As we have seen, the ‘conflict stories’ of the gospel tradition reflect the early Church’s defence against the criticism of those who brought about the death of Jesus. Appealing to pronouncements made by Jesus in his disputes with his critics, they give us an insight into the faith life of the early Christian communities – in this case, possibly the Roman Church in which Peter gave his witness. The central issue in all these confrontations is the refusal of those who saw themselves as the custodians of the nation’s faith to accept the prophetic claim of Jesus, that he was inaugurating the era of God’s final blessings. This issue comes out with dramatic clarity in the response of Jesus on this occasion.
Though the Law only enjoined fasting on one day of the year, the Day of Atonement, the Pharisees observed additional fast days (as Jesus indicates in the parable of the Pharisee and the tax collector, Lk 18:12), and it seems that John the Baptist and his followers had adopted this practice. It is not surprising that Jesus and his disciples were asked to explain their disregard of this custom. In his reply, Jesus clearly implies that the order of promise is coming to an end; those who have accepted the message of the coming of God’s Kingdom should be celebrating. Indeed, in a momentous declaration he laid claim to being the messianic ‘bridegroom’ at the centre of these celebrations. For the faith of old Israel, God alone was the bridegroom of the covenanted people. This astounding and moving tradition – associated especially with the name of Hosea – finds moving expression in today’s first reading, as the Lord calls the people that have proved unfaithful to a renewed love and intimacy: ‘I will betroth you to myself for ever, with tenderness and love’. We can imagine the consternation of the opponents of Jesus, at the claim he was making. The early Church, however, remembered this claim as an expression of the faith they had found in the Saviour; and it has many echoes in the gospel tradition – from the words of the Baptist, who called himself ‘the bridegroom’s friend’, to the parable of the wedding feast the king made for his son. In this sequence, Mark includes two brief parables of Jesus about the new order he announces - about new cloth and old wineskins - making it clear that he is announcing something far more radical than a reformation or patching up of the traditions of the Old Testament. In the new era he is announcing, the old traditions, which were only a foreshadowing and a promise, will give way to the final realities of God’s plan.
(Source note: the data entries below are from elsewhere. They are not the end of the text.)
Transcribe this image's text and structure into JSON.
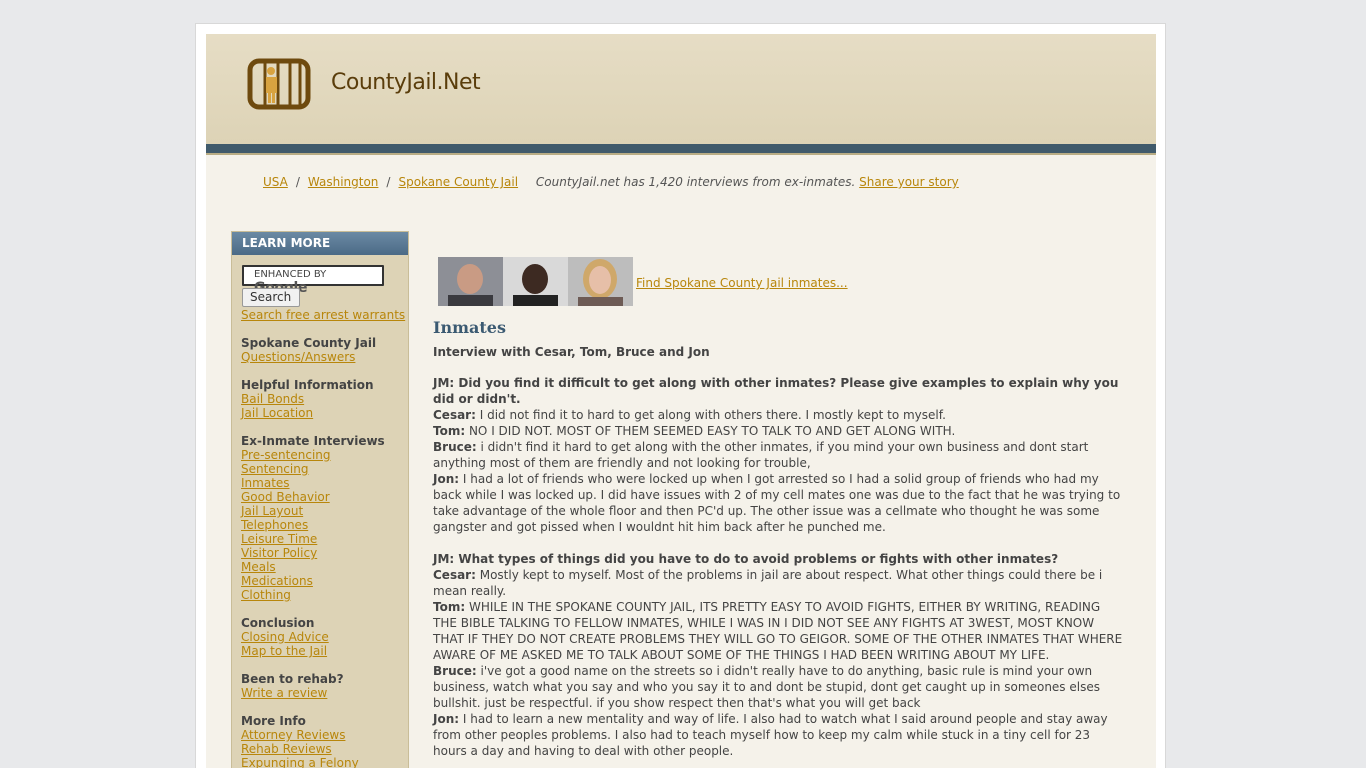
{
  "header": {
    "site_name": "CountyJail.Net",
    "colors": {
      "brand": "#8a5a14",
      "accent": "#b8860b",
      "bar": "#405a6b"
    },
    "logo": "jail-bars-icon"
  },
  "breadcrumb": {
    "items": [
      "USA",
      "Washington",
      "Spokane County Jail"
    ],
    "note": "CountyJail.net has 1,420 interviews from ex-inmates.",
    "note_link": "Share your story"
  },
  "sidebar": {
    "heading": "LEARN MORE",
    "search": {
      "brand_prefix": "ENHANCED BY",
      "brand": "Google",
      "button": "Search"
    },
    "free_warrants": "Search free arrest warrants",
    "groups": [
      {
        "title": "Spokane County Jail",
        "links": [
          "Questions/Answers"
        ]
      },
      {
        "title": "Helpful Information",
        "links": [
          "Bail Bonds",
          "Jail Location"
        ]
      },
      {
        "title": "Ex-Inmate Interviews",
        "links": [
          "Pre-sentencing",
          "Sentencing",
          "Inmates",
          "Good Behavior",
          "Jail Layout",
          "Telephones",
          "Leisure Time",
          "Visitor Policy",
          "Meals",
          "Medications",
          "Clothing"
        ]
      },
      {
        "title": "Conclusion",
        "links": [
          "Closing Advice",
          "Map to the Jail"
        ]
      },
      {
        "title": "Been to rehab?",
        "links": [
          "Write a review"
        ]
      },
      {
        "title": "More Info",
        "links": [
          "Attorney Reviews",
          "Rehab Reviews",
          "Expunging a Felony"
        ]
      }
    ]
  },
  "content": {
    "find_link": "Find Spokane County Jail inmates...",
    "title": "Inmates",
    "subtitle": "Interview with Cesar, Tom, Bruce and Jon",
    "qa": [
      {
        "question": "JM: Did you find it difficult to get along with other inmates? Please give examples to explain why you did or didn't.",
        "answers": [
          {
            "who": "Cesar:",
            "text": " I did not find it to hard to get along with others there. I mostly kept to myself."
          },
          {
            "who": "Tom:",
            "text": " NO I DID NOT. MOST OF THEM SEEMED EASY TO TALK TO AND GET ALONG WITH."
          },
          {
            "who": "Bruce:",
            "text": " i didn't find it hard to get along with the other inmates, if you mind your own business and dont start anything most of them are friendly and not looking for trouble,"
          },
          {
            "who": "Jon:",
            "text": " I had a lot of friends who were locked up when I got arrested so I had a solid group of friends who had my back while I was locked up. I did have issues with 2 of my cell mates one was due to the fact that he was trying to take advantage of the whole floor and then PC'd up. The other issue was a cellmate who thought he was some gangster and got pissed when I wouldnt hit him back after he punched me."
          }
        ]
      },
      {
        "question": "JM: What types of things did you have to do to avoid problems or fights with other inmates?",
        "answers": [
          {
            "who": "Cesar:",
            "text": " Mostly kept to myself. Most of the problems in jail are about respect. What other things could there be i mean really."
          },
          {
            "who": "Tom:",
            "text": " WHILE IN THE SPOKANE COUNTY JAIL, ITS PRETTY EASY TO AVOID FIGHTS, EITHER BY WRITING, READING THE BIBLE TALKING TO FELLOW INMATES, WHILE I WAS IN I DID NOT SEE ANY FIGHTS AT 3WEST, MOST KNOW THAT IF THEY DO NOT CREATE PROBLEMS THEY WILL GO TO GEIGOR. SOME OF THE OTHER INMATES THAT WHERE AWARE OF ME ASKED ME TO TALK ABOUT SOME OF THE THINGS I HAD BEEN WRITING ABOUT MY LIFE."
          },
          {
            "who": "Bruce:",
            "text": " i've got a good name on the streets so i didn't really have to do anything, basic rule is mind your own business, watch what you say and who you say it to and dont be stupid, dont get caught up in someones elses bullshit. just be respectful. if you show respect then that's what you will get back"
          },
          {
            "who": "Jon:",
            "text": " I had to learn a new mentality and way of life. I also had to watch what I said around people and stay away from other peoples problems. I also had to teach myself how to keep my calm while stuck in a tiny cell for 23 hours a day and having to deal with other people."
          }
        ]
      }
    ]
  }
}
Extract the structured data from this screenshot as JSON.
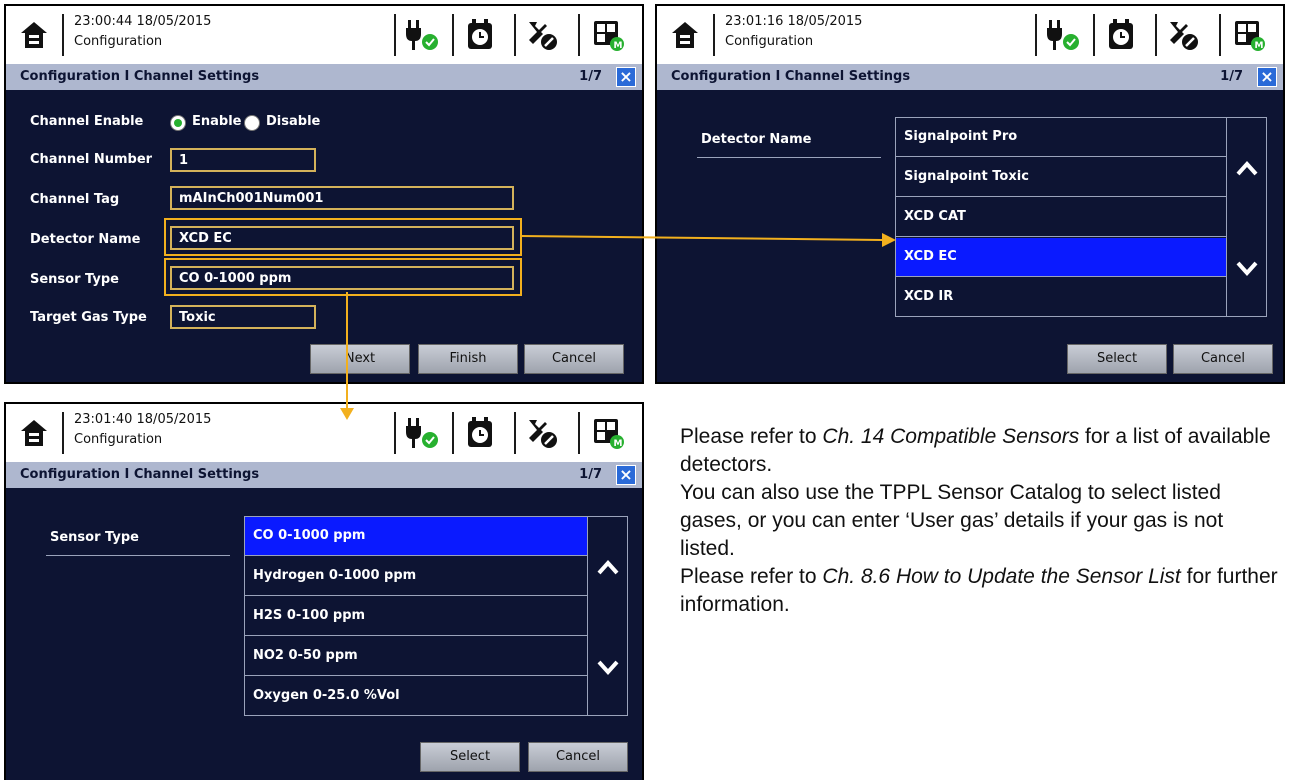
{
  "screen1": {
    "time": "23:00:44 18/05/2015",
    "context": "Configuration",
    "title": "Configuration I Channel Settings",
    "page": "1/7",
    "close": "×",
    "fields": {
      "enable_label": "Channel Enable",
      "enable_opt": "Enable",
      "disable_opt": "Disable",
      "number_label": "Channel Number",
      "number_value": "1",
      "tag_label": "Channel Tag",
      "tag_value": "mAInCh001Num001",
      "detector_label": "Detector Name",
      "detector_value": "XCD EC",
      "sensor_label": "Sensor Type",
      "sensor_value": "CO 0-1000 ppm",
      "target_label": "Target Gas Type",
      "target_value": "Toxic"
    },
    "buttons": {
      "next": "Next",
      "finish": "Finish",
      "cancel": "Cancel"
    }
  },
  "screen2": {
    "time": "23:01:16 18/05/2015",
    "context": "Configuration",
    "title": "Configuration I Channel Settings",
    "page": "1/7",
    "close": "×",
    "label": "Detector Name",
    "items": [
      "Signalpoint Pro",
      "Signalpoint Toxic",
      "XCD CAT",
      "XCD EC",
      "XCD IR"
    ],
    "selected_index": 3,
    "buttons": {
      "select": "Select",
      "cancel": "Cancel"
    }
  },
  "screen3": {
    "time": "23:01:40 18/05/2015",
    "context": "Configuration",
    "title": "Configuration I Channel Settings",
    "page": "1/7",
    "close": "×",
    "label": "Sensor Type",
    "items": [
      "CO 0-1000 ppm",
      "Hydrogen 0-1000 ppm",
      "H2S 0-100 ppm",
      "NO2 0-50 ppm",
      "Oxygen 0-25.0 %Vol"
    ],
    "selected_index": 0,
    "buttons": {
      "select": "Select",
      "cancel": "Cancel"
    }
  },
  "note": {
    "l1_a": "Please refer to ",
    "l1_b": "Ch. 14 Compatible Sensors",
    "l1_c": " for a list of available detectors.",
    "l2": "You can also use the TPPL Sensor Catalog to select listed gases, or you can enter ‘User gas’ details if your gas is not listed.",
    "l3_a": "Please refer to ",
    "l3_b": "Ch. 8.6 How to Update the Sensor List",
    "l3_c": " for further information."
  },
  "colors": {
    "screen_bg": "#0d1433",
    "titlebar": "#aeb7cf",
    "selected_row": "#0a1aff",
    "field_border": "#d4b25a",
    "highlight": "#f2b01e",
    "status_ok": "#27b02f"
  },
  "icons": [
    "home-icon",
    "power-ok-icon",
    "timer-icon",
    "tools-icon",
    "module-icon",
    "chevron-up-icon",
    "chevron-down-icon",
    "close-icon"
  ]
}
Asceticism will have its place in the life of his disciples. But Christian asceticism will not be the human effort to achieve self-discipline and purification characteristic of many of the world’s religious traditions. It will have its meaning and its efficacy through its union with the mystery of the Lord’s Cross – referred to as belonging to the mysterious future, when ‘the bridegroom will be taken away’.
John Thornhill sm